## Problem to solve
Write out the entries again. Match each one exactly.

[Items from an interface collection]
---
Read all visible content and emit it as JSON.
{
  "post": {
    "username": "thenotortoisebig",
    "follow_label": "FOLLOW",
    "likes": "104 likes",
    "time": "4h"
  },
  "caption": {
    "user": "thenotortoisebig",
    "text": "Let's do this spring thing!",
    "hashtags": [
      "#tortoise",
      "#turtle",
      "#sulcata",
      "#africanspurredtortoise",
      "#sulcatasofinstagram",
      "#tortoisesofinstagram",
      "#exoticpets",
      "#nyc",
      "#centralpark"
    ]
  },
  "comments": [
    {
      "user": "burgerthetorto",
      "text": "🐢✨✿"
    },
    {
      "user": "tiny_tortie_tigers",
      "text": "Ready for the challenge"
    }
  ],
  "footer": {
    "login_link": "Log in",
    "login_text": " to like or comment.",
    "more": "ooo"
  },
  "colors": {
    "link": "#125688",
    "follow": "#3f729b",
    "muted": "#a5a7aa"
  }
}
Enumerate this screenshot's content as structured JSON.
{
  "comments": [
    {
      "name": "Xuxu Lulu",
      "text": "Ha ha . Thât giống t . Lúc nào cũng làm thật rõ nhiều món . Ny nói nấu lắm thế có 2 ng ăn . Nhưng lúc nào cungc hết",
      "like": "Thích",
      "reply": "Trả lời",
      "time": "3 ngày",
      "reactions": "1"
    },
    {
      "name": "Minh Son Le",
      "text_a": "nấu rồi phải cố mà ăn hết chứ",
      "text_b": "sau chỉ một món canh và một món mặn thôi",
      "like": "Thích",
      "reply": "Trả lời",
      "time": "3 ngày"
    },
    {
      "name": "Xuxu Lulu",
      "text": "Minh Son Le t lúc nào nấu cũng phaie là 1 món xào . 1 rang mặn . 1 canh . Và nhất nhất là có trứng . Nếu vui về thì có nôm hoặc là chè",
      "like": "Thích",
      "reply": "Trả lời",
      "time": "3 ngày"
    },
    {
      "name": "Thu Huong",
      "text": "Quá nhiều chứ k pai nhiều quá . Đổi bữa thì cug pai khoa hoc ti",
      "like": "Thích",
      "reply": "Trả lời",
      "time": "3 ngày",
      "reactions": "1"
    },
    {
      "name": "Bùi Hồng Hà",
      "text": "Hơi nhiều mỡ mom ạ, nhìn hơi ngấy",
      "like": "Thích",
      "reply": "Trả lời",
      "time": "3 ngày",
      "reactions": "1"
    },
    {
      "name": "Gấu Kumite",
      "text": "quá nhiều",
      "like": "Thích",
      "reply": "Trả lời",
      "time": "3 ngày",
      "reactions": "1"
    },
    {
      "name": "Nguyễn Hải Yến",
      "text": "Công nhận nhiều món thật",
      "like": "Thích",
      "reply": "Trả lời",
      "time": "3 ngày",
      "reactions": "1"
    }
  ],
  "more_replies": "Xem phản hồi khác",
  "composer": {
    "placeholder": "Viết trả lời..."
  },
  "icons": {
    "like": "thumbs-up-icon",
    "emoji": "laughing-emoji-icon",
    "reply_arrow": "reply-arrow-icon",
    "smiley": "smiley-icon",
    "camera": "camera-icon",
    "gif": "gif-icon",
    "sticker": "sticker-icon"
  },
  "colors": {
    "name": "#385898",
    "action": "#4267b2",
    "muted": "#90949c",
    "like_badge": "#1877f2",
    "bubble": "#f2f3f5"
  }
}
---
## Solved problem
Read all visible content and emit it as JSON.
{
  "post": {
    "username": "thenotortoisebig",
    "follow_label": "FOLLOW",
    "likes": "104 likes",
    "time": "4h"
  },
  "caption": {
    "user": "thenotortoisebig",
    "text": "Let's do this spring thing!",
    "hashtags": [
      "#tortoise",
      "#turtle",
      "#sulcata",
      "#africanspurredtortoise",
      "#sulcatasofinstagram",
      "#tortoisesofinstagram",
      "#exoticpets",
      "#nyc",
      "#centralpark"
    ]
  },
  "comments": [
    {
      "user": "burgerthetorto",
      "text": "🐢✨✿"
    },
    {
      "user": "tiny_tortie_tigers",
      "text": "Ready for the challenge"
    }
  ],
  "footer": {
    "login_link": "Log in",
    "login_text": " to like or comment.",
    "more": "ooo"
  },
  "colors": {
    "link": "#125688",
    "follow": "#3f729b",
    "muted": "#a5a7aa"
  }
}
Enumerate this screenshot's content as structured JSON.
{
  "comments": [
    {
      "name": "Xuxu Lulu",
      "text": "Ha ha . Thât giống t . Lúc nào cũng làm thật rõ nhiều món . Ny nói nấu lắm thế có 2 ng ăn . Nhưng lúc nào cungc hết",
      "like": "Thích",
      "reply": "Trả lời",
      "time": "3 ngày",
      "reactions": "1"
    },
    {
      "name": "Minh Son Le",
      "text_a": "nấu rồi phải cố mà ăn hết chứ",
      "text_b": "sau chỉ một món canh và một món mặn thôi",
      "like": "Thích",
      "reply": "Trả lời",
      "time": "3 ngày"
    },
    {
      "name": "Xuxu Lulu",
      "text": "Minh Son Le t lúc nào nấu cũng phaie là 1 món xào . 1 rang mặn . 1 canh . Và nhất nhất là có trứng . Nếu vui về thì có nôm hoặc là chè",
      "like": "Thích",
      "reply": "Trả lời",
      "time": "3 ngày"
    },
    {
      "name": "Thu Huong",
      "text": "Quá nhiều chứ k pai nhiều quá . Đổi bữa thì cug pai khoa hoc ti",
      "like": "Thích",
      "reply": "Trả lời",
      "time": "3 ngày",
      "reactions": "1"
    },
    {
      "name": "Bùi Hồng Hà",
      "text": "Hơi nhiều mỡ mom ạ, nhìn hơi ngấy",
      "like": "Thích",
      "reply": "Trả lời",
      "time": "3 ngày",
      "reactions": "1"
    },
    {
      "name": "Gấu Kumite",
      "text": "quá nhiều",
      "like": "Thích",
      "reply": "Trả lời",
      "time": "3 ngày",
      "reactions": "1"
    },
    {
      "name": "Nguyễn Hải Yến",
      "text": "Công nhận nhiều món thật",
      "like": "Thích",
      "reply": "Trả lời",
      "time": "3 ngày",
      "reactions": "1"
    }
  ],
  "more_replies": "Xem phản hồi khác",
  "composer": {
    "placeholder": "Viết trả lời..."
  },
  "icons": {
    "like": "thumbs-up-icon",
    "emoji": "laughing-emoji-icon",
    "reply_arrow": "reply-arrow-icon",
    "smiley": "smiley-icon",
    "camera": "camera-icon",
    "gif": "gif-icon",
    "sticker": "sticker-icon"
  },
  "colors": {
    "name": "#385898",
    "action": "#4267b2",
    "muted": "#90949c",
    "like_badge": "#1877f2",
    "bubble": "#f2f3f5"
  }
}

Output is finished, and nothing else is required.